Computer science
as empirical inquiry: Symbols and search". _Communications of the ACM_. 19 (3): 113. doi :10.1145/360018.360022 . * ^ Rabin, M. O.; Scott, D. (1959). "Finite Automata and Their Decision Problems". _ IBM
IBM
Journal of Research and Development_. 3 (2): 114. doi :10.1147/rd.32.0114 . * ^ Rabin, M. O. (1977). "Complexity of computations". _Communications of the ACM_. 20 (9): 625. doi :10.1145/359810.359816 .

* ^ Scott, D. S. (1977). "Logic and programming languages". _Communications of the ACM_. 20 (9): 634. doi :10.1145/359810.359826 .

* ^ Backus, J. (1978). "Can programming be liberated from the von Neumann style?: A functional style and its algebra of programs". _Communications of the ACM_. 21 (8): 613. doi :10.1145/359576.359579 .

* ^ Floyd, R. W. (1979). "The paradigms of programming". _Communications of the ACM_. 22 (8): 455. doi :10.1145/359138.359140 .

* ^ Iverson, K. E. (1980). "Notation as a tool of thought". _Communications of the ACM_. 23 (8): 444. doi :10.1145/358896.358899 .

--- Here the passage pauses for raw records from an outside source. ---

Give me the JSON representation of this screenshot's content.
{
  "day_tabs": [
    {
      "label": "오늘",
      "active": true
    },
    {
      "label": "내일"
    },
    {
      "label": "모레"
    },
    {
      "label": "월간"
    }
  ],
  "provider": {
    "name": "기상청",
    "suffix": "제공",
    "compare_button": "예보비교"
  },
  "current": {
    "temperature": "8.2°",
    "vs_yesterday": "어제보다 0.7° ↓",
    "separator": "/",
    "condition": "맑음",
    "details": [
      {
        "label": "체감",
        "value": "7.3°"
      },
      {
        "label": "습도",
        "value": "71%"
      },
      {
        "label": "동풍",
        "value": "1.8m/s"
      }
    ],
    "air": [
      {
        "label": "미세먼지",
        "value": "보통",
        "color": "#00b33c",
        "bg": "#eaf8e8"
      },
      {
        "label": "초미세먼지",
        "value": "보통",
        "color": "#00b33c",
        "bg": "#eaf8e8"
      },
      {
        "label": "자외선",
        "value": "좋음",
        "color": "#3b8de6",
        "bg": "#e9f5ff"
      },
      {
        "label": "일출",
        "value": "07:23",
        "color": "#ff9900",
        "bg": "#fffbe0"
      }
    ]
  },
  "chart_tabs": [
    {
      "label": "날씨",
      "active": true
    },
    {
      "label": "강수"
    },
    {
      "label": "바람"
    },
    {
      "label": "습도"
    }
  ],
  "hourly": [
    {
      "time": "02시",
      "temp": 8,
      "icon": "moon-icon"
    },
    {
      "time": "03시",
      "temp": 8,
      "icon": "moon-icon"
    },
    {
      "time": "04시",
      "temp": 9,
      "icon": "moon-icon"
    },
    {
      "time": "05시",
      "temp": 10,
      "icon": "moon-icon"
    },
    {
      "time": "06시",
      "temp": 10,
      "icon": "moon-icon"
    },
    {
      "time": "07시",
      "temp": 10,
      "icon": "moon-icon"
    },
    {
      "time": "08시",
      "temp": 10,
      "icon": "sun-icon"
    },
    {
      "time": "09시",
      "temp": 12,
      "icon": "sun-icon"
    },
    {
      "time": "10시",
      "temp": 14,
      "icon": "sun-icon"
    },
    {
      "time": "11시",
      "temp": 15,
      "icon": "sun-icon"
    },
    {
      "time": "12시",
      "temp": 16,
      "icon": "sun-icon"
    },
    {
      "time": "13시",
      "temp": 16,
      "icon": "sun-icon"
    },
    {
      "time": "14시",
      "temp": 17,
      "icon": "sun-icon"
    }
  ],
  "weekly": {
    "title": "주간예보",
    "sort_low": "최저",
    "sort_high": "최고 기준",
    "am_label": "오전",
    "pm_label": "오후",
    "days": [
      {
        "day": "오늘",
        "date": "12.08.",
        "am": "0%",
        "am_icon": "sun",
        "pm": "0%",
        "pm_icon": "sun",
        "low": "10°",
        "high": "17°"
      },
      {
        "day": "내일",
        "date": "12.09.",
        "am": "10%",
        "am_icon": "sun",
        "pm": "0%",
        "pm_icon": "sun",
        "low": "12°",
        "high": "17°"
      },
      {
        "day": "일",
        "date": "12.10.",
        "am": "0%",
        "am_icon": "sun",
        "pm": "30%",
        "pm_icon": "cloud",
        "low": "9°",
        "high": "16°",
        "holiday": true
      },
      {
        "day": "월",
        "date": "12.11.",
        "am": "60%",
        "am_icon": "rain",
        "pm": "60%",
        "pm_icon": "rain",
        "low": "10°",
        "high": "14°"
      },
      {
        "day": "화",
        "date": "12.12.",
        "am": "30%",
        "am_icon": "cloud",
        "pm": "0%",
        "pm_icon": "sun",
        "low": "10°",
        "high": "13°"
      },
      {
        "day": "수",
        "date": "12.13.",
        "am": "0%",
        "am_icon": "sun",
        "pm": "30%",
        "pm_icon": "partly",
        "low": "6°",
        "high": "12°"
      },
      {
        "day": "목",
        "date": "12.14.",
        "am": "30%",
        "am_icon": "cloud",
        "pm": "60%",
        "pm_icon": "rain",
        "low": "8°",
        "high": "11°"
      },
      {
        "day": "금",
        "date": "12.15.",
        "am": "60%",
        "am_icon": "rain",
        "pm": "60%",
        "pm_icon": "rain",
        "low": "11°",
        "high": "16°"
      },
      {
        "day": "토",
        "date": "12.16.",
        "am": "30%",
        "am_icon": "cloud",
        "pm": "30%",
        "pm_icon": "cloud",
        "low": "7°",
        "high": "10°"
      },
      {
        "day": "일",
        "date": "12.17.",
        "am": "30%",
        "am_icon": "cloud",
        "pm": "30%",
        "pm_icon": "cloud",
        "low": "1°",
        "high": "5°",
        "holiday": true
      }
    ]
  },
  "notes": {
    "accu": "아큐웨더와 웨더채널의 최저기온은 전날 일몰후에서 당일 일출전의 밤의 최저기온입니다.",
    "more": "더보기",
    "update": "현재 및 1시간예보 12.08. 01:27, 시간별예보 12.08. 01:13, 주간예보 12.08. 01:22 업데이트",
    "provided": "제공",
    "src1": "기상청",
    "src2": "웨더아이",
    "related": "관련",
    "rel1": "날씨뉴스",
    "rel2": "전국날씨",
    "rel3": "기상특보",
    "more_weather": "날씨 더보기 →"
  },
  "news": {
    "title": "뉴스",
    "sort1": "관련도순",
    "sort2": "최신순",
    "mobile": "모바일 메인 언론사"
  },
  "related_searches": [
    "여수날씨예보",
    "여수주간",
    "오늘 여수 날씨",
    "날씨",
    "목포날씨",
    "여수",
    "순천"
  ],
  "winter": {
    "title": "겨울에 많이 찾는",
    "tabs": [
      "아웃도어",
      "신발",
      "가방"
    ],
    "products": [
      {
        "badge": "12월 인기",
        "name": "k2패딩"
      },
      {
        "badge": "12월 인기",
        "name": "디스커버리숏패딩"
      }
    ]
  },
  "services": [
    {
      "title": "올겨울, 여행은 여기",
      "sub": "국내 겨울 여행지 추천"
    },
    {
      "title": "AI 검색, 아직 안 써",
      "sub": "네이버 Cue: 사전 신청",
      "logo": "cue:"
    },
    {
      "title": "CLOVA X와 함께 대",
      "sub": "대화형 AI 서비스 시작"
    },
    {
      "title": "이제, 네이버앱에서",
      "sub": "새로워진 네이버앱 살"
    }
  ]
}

* ^ Hoare, C. A. R. (1981). "The emperor's old clothes". _Communications of the ACM_. 24 (2): 75. doi :10.1145/358549.358561 . * ^ Codd, E. F. (1982). "Relational database: A practical foundation for productivity". _Communications of the ACM_. 25 (2): 109. doi :10.1145/358396.358400 . * ^ Cook, S. A. (1983). "An overview of computational complexity". _Communications of the ACM_. 26 (6): 400. doi :10.1145/358141.358144 .

* ^ Milner, R. (1993). "Elements of interaction: Turing award lecture". _Communications of the ACM_. 36: 78–89. doi :10.1145/151233.151240 . * ^ Stearns, R. E. (1994). " Turing Award
Turing Award
lecture: It's time to reconsider time". _Communications of the ACM_. 37 (11): 95. doi :10.1145/188280.188379 . * ^ Reddy, R. (1996). "To dream the possible dream". _Communications of the ACM_. 39 (5): 105. doi :10.1145/229459.233436 .

* ^ 2007 Turing Award
Turing Award
Winners Announced * ^ Pearl, Judea (2011). "The Mechanization of Causal Inference: A "mini" Turing Test and Beyond" (mp4). _ACM Turing award lectures_. ACM. ISBN 978-1-4503-1049-9 . doi :10.1145/1283920.2351636 (inactive 2017-01-25). * ^ "Judea Pearl". ACM. * ^ "Turing award 2012". ACM. * ^ "Turing award 2013". ACM. * ^ Lamport, L. (1978). "Time, clocks, and the ordering of events in a distributed system" (PDF). _ Communications of the ACM _ . 21 (7): 558–565. doi :10.1145/359545.359563 . * ^ "Turing award 2014". ACM. * ^ Diffie, W.; Hellman, M. (1976). "New directions in cryptography" (PDF). _IEEE Transactions on Information Theory_. 22 (6): 644–654. doi :10.1109/TIT.1976.1055638 . * ^ " Cryptography